If your husband has already filed for divorce, you probably feel like he has forced your hand, at least a little. In some ways, he has, because once you’ve been served with a complaint, you’ll have to respond to it within 21 days.
If you’ve already negotiated a written and signed separation agreement, you won’t have to do too much more. He can move forward with scheduling an uncontested divorce hearing, but since you’ve already got a signed agreement, he can’t materially change the terms of that agreement. You may still wish to be present at the final hearing, however, and you should also ask to be provided with copies of the documents (especially the Final Decree of Divorce) filed in your case.
If you have not negotiated a written and signed separation agreement, you’re probably a little more nervous. This means that your husband is, at least at this particular moment, pursuing a litigated divorce, rather than negotiating a separation agreement with you. A litigated divorce means that you put your case on in front of a judge, and he ultimately makes a decision about how everything will be divided. If you were hoping to keep your case out of court or you haven’t had a chance to hire an attorney yet, being served a complaint out of the blue can be a very jarring experience.

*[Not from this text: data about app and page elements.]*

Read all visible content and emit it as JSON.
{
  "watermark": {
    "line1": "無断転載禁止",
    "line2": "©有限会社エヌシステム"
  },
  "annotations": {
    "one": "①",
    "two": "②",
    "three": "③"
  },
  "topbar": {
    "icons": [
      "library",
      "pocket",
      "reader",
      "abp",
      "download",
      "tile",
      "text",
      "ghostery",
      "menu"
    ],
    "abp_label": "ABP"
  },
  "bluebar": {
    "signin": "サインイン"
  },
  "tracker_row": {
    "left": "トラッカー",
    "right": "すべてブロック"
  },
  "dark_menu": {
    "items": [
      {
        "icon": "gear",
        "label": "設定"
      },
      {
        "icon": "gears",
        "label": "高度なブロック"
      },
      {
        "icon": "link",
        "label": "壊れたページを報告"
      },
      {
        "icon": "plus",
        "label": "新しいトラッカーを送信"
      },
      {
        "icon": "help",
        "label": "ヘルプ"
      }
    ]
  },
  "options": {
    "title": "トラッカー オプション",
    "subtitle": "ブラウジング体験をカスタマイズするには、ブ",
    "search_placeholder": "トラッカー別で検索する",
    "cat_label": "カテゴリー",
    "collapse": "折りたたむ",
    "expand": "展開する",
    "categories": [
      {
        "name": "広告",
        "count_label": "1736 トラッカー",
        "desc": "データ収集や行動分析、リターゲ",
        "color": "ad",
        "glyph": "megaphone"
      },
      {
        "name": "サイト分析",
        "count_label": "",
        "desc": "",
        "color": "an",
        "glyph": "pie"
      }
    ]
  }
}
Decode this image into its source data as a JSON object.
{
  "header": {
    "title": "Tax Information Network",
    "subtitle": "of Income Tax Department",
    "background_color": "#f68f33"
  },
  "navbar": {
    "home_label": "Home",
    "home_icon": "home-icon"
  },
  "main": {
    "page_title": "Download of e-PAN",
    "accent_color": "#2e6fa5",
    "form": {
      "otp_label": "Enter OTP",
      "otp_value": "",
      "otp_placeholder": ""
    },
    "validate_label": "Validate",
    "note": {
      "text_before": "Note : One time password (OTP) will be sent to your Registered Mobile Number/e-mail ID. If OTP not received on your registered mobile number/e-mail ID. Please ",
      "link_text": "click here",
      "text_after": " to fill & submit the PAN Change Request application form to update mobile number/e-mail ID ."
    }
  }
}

It may be tempting to put the complaint away and not look at it. After all, it is pretty upsetting, and sometimes it seems easier to just not deal with things that make you uncomfortable. However, in a divorce, that’s the worst possible move you can make. If you don’t at least respond to your husband’s complaint, your husband could proceed with the divorce without further notice to you. And if you thought it was difficult to get what you wanted in a divorce trial, imagine how much more difficult it would be for you if he didn’t even have to notify you about it beforehand, so you weren’t even there! Trust me, your divorce will NOT go your way if you can’t even be there to present your own case.
Even though having a complaint before you have a signed separation agreement indicates that things are headed towards litigation, remember that this doesn’t mean that litigation is suddenly your only alternative. It happens fairly often that either one side or the other files for divorce in order to spur the other side into action, but, eventually, the case moves back towards negotiation. There is no reason that you can’t later negotiate a separation agreement between yourselves without the involvement of the judge.
If your husband has already filed for divorce, you need to respond within the 21 days. It may also be a good idea to talk to an attorney, if you haven’t already. But stay calm, relax, and remember that things can settle down and become more amicable further on down the road. In fact, almost every divorce is ultimately settled, and only rarely does a judge actually conduct a full divorce trial. So take a deep breath, but keep the complaint at the forefront of your mind and make sure you don’t let the 21 day time period lapse.